Once I decided the kids had exerted themselves enough with outdoor activities, I graciously allowed them to come in the house for naps. It was great time to check up on my emails from the day. I received one from Little Man's teacher. She was nominated for Teacher of the Year this year. Honestly, it should have happened a long time ago. I'm not sure if I've mentioned this, but she's pretty much awesome.
As I was reading through some artifacts to her portfolio, I pulled up the same artifacts from mine. Somehow, in my fourth year of teaching, I fooled my co-workers enough that they nominated me. What a bunch of suckers! Anyway, I came across one document that was supposed to wrap up my philosophy of education. Reading through the artifact made me remember all the good times with great kids.
Get ready for some reading, because I'm getting ready to share with you. Also get ready for weird spacing because after I copy/pasted there was something funky going on. I don't really care enough to change it. Sorry 'bout it...
Candidate No. 11
State Your Philosophy of Teaching

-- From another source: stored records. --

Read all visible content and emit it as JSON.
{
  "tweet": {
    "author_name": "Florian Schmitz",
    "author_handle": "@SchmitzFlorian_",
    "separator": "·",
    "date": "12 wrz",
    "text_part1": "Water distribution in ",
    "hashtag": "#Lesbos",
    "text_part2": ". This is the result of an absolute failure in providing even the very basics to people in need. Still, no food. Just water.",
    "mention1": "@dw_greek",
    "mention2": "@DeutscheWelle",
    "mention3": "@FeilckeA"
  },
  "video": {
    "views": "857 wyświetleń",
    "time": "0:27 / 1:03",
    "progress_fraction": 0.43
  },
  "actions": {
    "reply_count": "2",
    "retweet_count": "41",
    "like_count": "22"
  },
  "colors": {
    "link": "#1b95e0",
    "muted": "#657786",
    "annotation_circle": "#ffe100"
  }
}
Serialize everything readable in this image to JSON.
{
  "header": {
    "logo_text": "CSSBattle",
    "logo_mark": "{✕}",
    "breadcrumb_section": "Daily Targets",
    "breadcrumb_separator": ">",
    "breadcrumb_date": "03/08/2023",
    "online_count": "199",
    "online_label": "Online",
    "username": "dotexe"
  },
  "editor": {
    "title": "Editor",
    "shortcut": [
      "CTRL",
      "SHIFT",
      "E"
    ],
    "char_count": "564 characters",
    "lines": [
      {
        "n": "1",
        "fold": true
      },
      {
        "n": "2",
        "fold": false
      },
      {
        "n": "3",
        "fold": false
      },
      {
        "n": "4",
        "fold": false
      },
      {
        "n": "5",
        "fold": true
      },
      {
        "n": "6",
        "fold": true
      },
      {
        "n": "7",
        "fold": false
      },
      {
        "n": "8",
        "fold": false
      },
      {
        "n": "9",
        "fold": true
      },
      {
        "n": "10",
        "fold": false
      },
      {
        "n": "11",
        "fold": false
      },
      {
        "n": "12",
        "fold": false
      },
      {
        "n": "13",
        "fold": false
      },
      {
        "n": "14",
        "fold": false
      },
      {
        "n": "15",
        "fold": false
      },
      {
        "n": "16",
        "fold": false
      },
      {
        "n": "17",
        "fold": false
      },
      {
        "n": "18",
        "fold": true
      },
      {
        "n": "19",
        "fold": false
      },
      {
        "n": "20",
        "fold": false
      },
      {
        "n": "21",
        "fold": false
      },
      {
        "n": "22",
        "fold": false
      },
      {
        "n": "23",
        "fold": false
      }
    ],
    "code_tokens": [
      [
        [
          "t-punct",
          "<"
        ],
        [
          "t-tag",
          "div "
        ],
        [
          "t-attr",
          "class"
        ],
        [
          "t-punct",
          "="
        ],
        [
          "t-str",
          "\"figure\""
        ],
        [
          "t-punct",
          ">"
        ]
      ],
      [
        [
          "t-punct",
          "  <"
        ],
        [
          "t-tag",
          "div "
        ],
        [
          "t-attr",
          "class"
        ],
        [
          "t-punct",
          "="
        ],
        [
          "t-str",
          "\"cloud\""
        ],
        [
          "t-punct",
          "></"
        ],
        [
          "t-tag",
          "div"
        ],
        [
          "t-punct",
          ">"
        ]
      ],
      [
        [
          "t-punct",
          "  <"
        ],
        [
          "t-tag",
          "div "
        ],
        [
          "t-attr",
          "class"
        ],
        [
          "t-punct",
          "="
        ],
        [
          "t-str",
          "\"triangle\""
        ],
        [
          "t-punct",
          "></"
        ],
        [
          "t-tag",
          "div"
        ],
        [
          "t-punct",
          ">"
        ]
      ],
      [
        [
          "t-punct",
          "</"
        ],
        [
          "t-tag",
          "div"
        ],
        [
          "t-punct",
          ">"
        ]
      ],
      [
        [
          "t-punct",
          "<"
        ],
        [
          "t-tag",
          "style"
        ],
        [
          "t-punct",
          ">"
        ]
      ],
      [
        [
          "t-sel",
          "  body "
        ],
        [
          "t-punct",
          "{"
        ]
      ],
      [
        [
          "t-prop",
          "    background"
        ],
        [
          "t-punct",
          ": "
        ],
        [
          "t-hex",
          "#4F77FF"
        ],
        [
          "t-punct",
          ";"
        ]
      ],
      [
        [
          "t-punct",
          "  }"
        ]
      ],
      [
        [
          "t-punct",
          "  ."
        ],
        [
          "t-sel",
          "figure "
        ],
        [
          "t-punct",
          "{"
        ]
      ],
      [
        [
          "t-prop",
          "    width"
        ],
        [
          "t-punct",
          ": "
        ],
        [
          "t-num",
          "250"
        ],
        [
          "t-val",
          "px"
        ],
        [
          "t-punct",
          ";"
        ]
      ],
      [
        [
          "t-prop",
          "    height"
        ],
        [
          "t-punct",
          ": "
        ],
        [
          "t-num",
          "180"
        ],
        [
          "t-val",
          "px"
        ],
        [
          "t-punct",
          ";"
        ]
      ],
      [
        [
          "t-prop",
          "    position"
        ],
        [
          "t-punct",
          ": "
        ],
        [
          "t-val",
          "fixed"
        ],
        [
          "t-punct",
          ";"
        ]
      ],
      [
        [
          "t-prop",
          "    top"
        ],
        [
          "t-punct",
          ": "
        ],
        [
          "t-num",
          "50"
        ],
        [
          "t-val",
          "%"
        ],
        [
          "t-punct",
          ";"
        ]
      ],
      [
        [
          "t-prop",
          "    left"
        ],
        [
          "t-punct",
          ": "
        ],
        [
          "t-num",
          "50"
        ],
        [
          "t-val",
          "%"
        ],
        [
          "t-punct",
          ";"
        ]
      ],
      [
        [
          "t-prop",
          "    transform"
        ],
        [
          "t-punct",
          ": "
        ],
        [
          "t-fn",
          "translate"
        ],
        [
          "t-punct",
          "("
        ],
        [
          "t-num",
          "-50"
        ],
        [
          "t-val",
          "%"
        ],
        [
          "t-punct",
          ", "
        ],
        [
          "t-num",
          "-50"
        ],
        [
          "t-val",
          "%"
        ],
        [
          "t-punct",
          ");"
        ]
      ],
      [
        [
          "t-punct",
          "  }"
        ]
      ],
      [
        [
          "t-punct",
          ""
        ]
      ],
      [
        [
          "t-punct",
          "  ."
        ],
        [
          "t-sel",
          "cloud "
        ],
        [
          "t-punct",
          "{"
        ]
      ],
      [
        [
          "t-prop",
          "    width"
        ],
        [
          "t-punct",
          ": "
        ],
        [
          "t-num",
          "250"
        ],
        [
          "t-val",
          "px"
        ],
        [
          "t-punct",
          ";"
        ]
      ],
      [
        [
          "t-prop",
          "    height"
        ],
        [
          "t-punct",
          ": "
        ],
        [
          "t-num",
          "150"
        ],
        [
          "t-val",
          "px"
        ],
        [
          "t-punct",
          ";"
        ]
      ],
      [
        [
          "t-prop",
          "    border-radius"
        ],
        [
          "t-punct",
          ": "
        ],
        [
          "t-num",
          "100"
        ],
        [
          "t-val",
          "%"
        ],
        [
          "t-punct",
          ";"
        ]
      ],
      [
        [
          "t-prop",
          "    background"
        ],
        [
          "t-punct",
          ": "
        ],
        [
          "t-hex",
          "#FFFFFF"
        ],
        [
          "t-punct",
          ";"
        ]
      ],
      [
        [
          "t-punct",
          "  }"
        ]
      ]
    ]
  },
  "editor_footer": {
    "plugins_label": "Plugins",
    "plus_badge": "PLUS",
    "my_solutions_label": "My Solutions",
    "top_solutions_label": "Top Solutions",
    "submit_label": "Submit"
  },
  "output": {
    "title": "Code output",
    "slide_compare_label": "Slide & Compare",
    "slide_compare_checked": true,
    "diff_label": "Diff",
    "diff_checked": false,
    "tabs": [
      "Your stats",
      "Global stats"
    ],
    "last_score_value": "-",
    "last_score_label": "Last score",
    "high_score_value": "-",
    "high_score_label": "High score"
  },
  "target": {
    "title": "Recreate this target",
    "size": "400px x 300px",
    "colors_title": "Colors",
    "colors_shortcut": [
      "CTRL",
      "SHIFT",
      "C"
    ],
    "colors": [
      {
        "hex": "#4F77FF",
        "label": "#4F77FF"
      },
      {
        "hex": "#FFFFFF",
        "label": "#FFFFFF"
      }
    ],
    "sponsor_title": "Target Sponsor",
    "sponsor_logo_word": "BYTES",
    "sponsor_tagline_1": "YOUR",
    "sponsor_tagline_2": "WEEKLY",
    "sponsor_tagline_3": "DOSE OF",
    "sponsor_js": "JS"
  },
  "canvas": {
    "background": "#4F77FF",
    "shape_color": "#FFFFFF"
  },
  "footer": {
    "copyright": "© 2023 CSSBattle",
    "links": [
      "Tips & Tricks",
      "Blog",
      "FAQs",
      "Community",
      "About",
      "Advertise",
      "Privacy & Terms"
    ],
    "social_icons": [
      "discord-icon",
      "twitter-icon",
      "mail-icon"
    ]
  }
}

q Describe your personal feelings and beliefs about teaching, including your own ideas of what makes you an outstanding teacher.
q Describe the rewards you find in teaching.
q How are your beliefs about teaching demonstrated in your personal teaching style?
“I am the decisive element in the classroom.
It is my personal approach that creates the climate.
It is my daily mood that makes the weather.
As a teacher, I possess tremendous power to make
a child’s life miserable or joyous.”
- Hiam Ginot
The clock reads …time for Social Studies. There’s a knock at the door. All students remain seated
as I answer the door, slip outside, and re-enter as Mrs. Continent. Mrs. Continent takes time to teach a few
lessons in Social Studies. Her specialty is in the area of landforms and map skills. The kids sit in awe as
Mrs. Continent shares her biography. Born and raised in
, she has a noticeably strong English London
accent. She begins her lesson on lines of longitude and latitude, sharing with the students how the Prime
Meridian, intersecting with her hometown, inspired her to become a professor of landforms and map skills.
Mrs. Continent goes on teaching; students answer questions while learning all about exact locations. She
glances at the clock…… time to catch her flight back to
Through the seemingly revolving door, I re-enter. Funny, the kids say I look so similar to Mrs. Continent, but no time to talk about the striking resemblance. It’s time for Math. Division has been our quest for the past two weeks. It’s the first time since we’ve started that everyone has scored satisfactory on their paper!!!!!! Breaking into a chorus of Alleluia, I suddenly faint from excitement. The kids wonder where I have gone. The front two groups notice I’m on the floor. The giggles begin and the students start to feel the mounting pride from accomplishing a new skill.
The clock now reads ; time to wrap up the day. A discussion of high and low moments from the day brings me overwhelming joy. I listen as my kids share their greatest accomplishments and struggles from the week. I make mental notes of what I will do to change each child’s struggle into a success. As the students gather their belongings and file out with hugs and good-byes, Michelle hands me a paper. It’s a very neatly written field number, game time, and a little message. “Can you please come to my game? Circle yes or no.” I circle and hand the paper back to her. My week is not over. I’ll be at that soccer game to support her as she excels in an area outside of the academic realm.
How do these snapshots demonstrate my philosophy of teaching? It is the devotion to each student in and out of the classroom. The stitching on my heart motivates me to create a fascinating and engaging learning environment, as well as, developing a unique and special bond with each individual. Giving my time, love, and support to each child beyond my classroom allows me to reap the benefits inside the classroom. The devotion to my students ensures they will become actively involved with our learning. I often have teachers who ask,” Where do you find the time or energy to do the ‘extras’?” My reply is simple. “I find the time and create the energy because my students depend on my tremendous power!”